NRL News

The Road Not Taken–or Even Mentioned

by | Nov 20, 2023

By Bonnie Finnerty

Editor’s note. November is National Adoption Month. All this month we have posted new and reposted old stories. Hope you’ve been enjoying them.

My body is not their property.

So said Madi, a 21-year-old college senior who was 13 weeks pregnant.  Featured in an ABC News story, Madi flew to Mississippi’s lone abortion facility, with her mother’s blessing it should be noted, to get the abortion she could no longer get in Texas. “I had to keep in mind that I was doing this for me,” Madi said.

At 13 weeks, Madi was in her second trimester, and her child was about 3 inches long, the size of a peach. His heart was beating, his gender distinguishable, and his vocal cords newly formed. He could respond to light touch, turning his mouth toward it, an indication of the rooting reflex used when nursing. Madi’s baby could even hiccup. His little body was physically joined to but genetically separate from his mother. 

His body was not her property.

But no one seems to tell Madi this fact. Rather the entire ABC News segment focuses on aborting her child as THE only choice. Vitally important information on any other option was conspicuous by its absence. For example…

Missing is any evidence of an ultrasound. Perhaps that was because seeing her baby would have changed Madi’s mind as it does to the majority of women considering abortion.

Missing is information about the hundreds of easily accessible pregnancy resource centers equipped to help Madi materially and emotionally through her pregnancy and long after.

Missing is the father of the baby, with whom she said she had been in a committed relationship.  Co-creator of this new life, he is denied any role as to whether his child lives or dies.

Missing is any mention whatsoever of the other A-word: adoption, and the fact that for every baby placed for adoption there are 36 couples waiting to grow their family.

Missing are specifics of how the “procedure” is done, whether the baby feels pain, and where his little body ends up.

And missing is just one person to say, “Yes, you can do this and I will help you.” Madi’s mother is willing to exterminate her own grandchild so that her daughter can get back to her “typical college life.”

With abortion dominating headlines, we can expect more liberal media stories sympathetic to the abortion industry. Indeed, poor Madi is upheld as a new Norma McCorvey of sorts, the original “Jane Roe” who was used by the abortion lobby and then tossed aside.  Norma actually never got an

abortion though, and her daughter lives today. 

Madi’s child does not.

Among the many things Madi is never told in this thinly veiled propaganda piece is that she doesn’t have to choose between her child and her future.  That she should be empowered and supported to return to school and chase her dreams. That she can take responsibility for her child to whom she is already a mother.  That she engaged, by her own admission, in baby-making behavior that indeed made a baby.

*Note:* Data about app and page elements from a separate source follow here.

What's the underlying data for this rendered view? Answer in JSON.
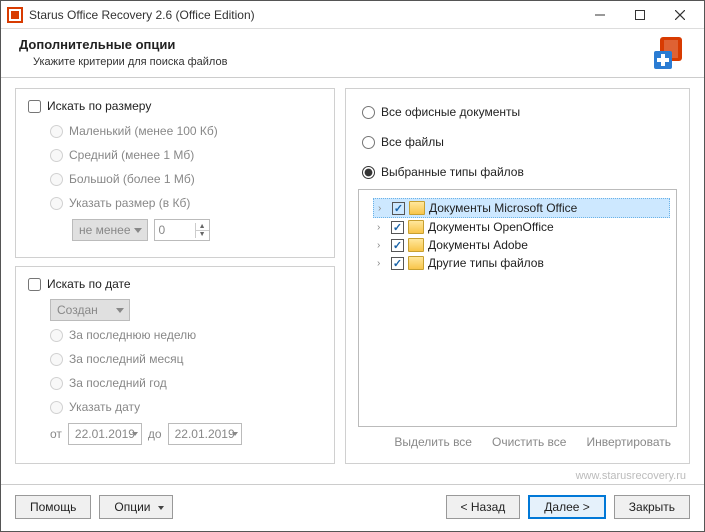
{
  "window": {
    "title": "Starus Office Recovery 2.6 (Office Edition)"
  },
  "header": {
    "title": "Дополнительные опции",
    "subtitle": "Укажите критерии для поиска файлов"
  },
  "size": {
    "check_label": "Искать по размеру",
    "r1": "Маленький (менее 100 Кб)",
    "r2": "Средний (менее 1 Мб)",
    "r3": "Большой (более 1 Мб)",
    "r4": "Указать размер (в Кб)",
    "combo": "не менее",
    "val": "0"
  },
  "date": {
    "check_label": "Искать по дате",
    "combo": "Создан",
    "r1": "За последнюю неделю",
    "r2": "За последний месяц",
    "r3": "За последний год",
    "r4": "Указать дату",
    "from_label": "от",
    "from_val": "22.01.2019",
    "to_label": "до",
    "to_val": "22.01.2019"
  },
  "filter": {
    "r1": "Все офисные документы",
    "r2": "Все файлы",
    "r3": "Выбранные типы файлов"
  },
  "tree": {
    "i1": "Документы Microsoft Office",
    "i2": "Документы OpenOffice",
    "i3": "Документы Adobe",
    "i4": "Другие типы файлов"
  },
  "actions": {
    "select_all": "Выделить все",
    "clear_all": "Очистить все",
    "invert": "Инвертировать"
  },
  "footer": {
    "help": "Помощь",
    "options": "Опции",
    "back": "< Назад",
    "next": "Далее >",
    "close": "Закрыть",
    "url": "www.starusrecovery.ru"
  }
}
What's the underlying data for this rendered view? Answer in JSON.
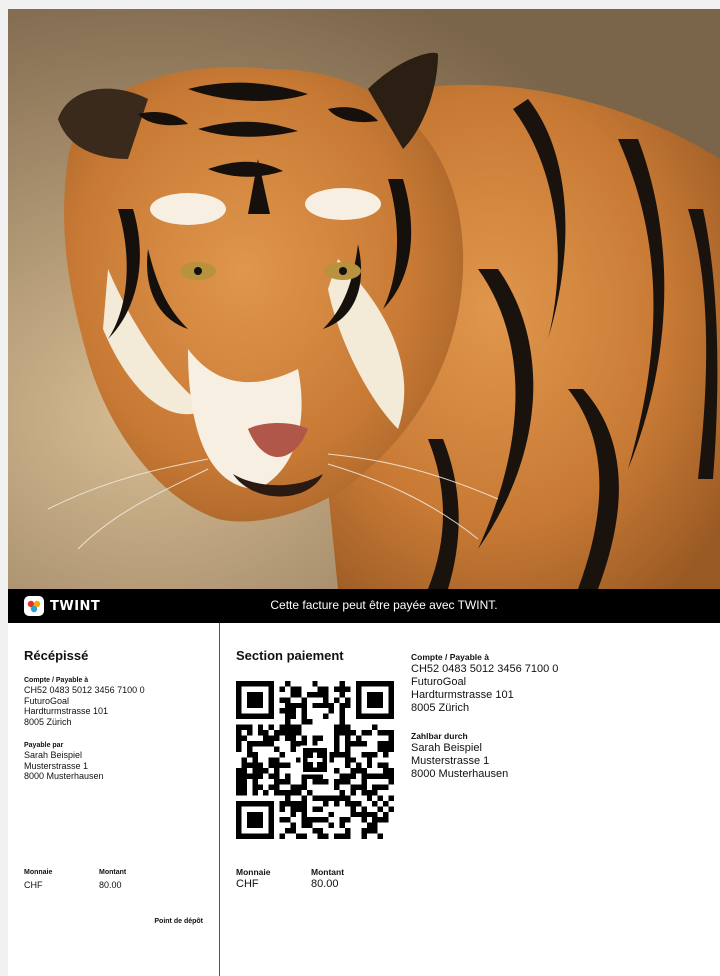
{
  "photo": {
    "subject_icon": "tiger-photo-icon"
  },
  "twint_bar": {
    "brand": "TWINT",
    "message": "Cette facture peut être payée avec TWINT."
  },
  "receipt": {
    "title": "Récépissé",
    "account_label": "Compte / Payable à",
    "account_lines": [
      "CH52 0483 5012 3456 7100 0",
      "FuturoGoal",
      "Hardturmstrasse 101",
      "8005 Zürich"
    ],
    "payer_label": "Payable par",
    "payer_lines": [
      "Sarah Beispiel",
      "Musterstrasse 1",
      "8000 Musterhausen"
    ],
    "currency_label": "Monnaie",
    "currency": "CHF",
    "amount_label": "Montant",
    "amount": "80.00",
    "acceptance_point": "Point de dépôt"
  },
  "payment": {
    "title": "Section paiement",
    "currency_label": "Monnaie",
    "currency": "CHF",
    "amount_label": "Montant",
    "amount": "80.00",
    "account_label": "Compte / Payable à",
    "account_lines": [
      "CH52 0483 5012 3456 7100 0",
      "FuturoGoal",
      "Hardturmstrasse 101",
      "8005 Zürich"
    ],
    "payer_label": "Zahlbar durch",
    "payer_lines": [
      "Sarah Beispiel",
      "Musterstrasse 1",
      "8000 Musterhausen"
    ]
  },
  "colors": {
    "bar": "#000000",
    "paper": "#ffffff",
    "tiger_orange": "#d2833b"
  }
}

Also unspoken are the long-term consequences of abortion. While Madi gushes over the kindness of abortion staff, one must wonder where any of them will be when a more mature Madi, perhaps trying to conceive one day or watching her next child’s ultrasound, awakens to the reality of the precious life she sacrificed.

Where will the abortion advocates be when the anxiety, addiction, depression, relationship issues, and suicidal thoughts that plague many post-abortive women come to haunt Madi? They will be also conspicuous by their absence.

No one reminds her of a fundamental truth [that pregnancy is temporary but abortion forever. And forever is a long time to feel the ache of grief and guilt over a child needlessly killed.

Equipped with truth about the baby within her and supported by family and community, Madi might have taken another road. All she needed was someone to tell her the plain truth that yes, her body is not their property, and it never was…even when she was 13 weeks old in her own mother’s womb.

Categories: pregnancy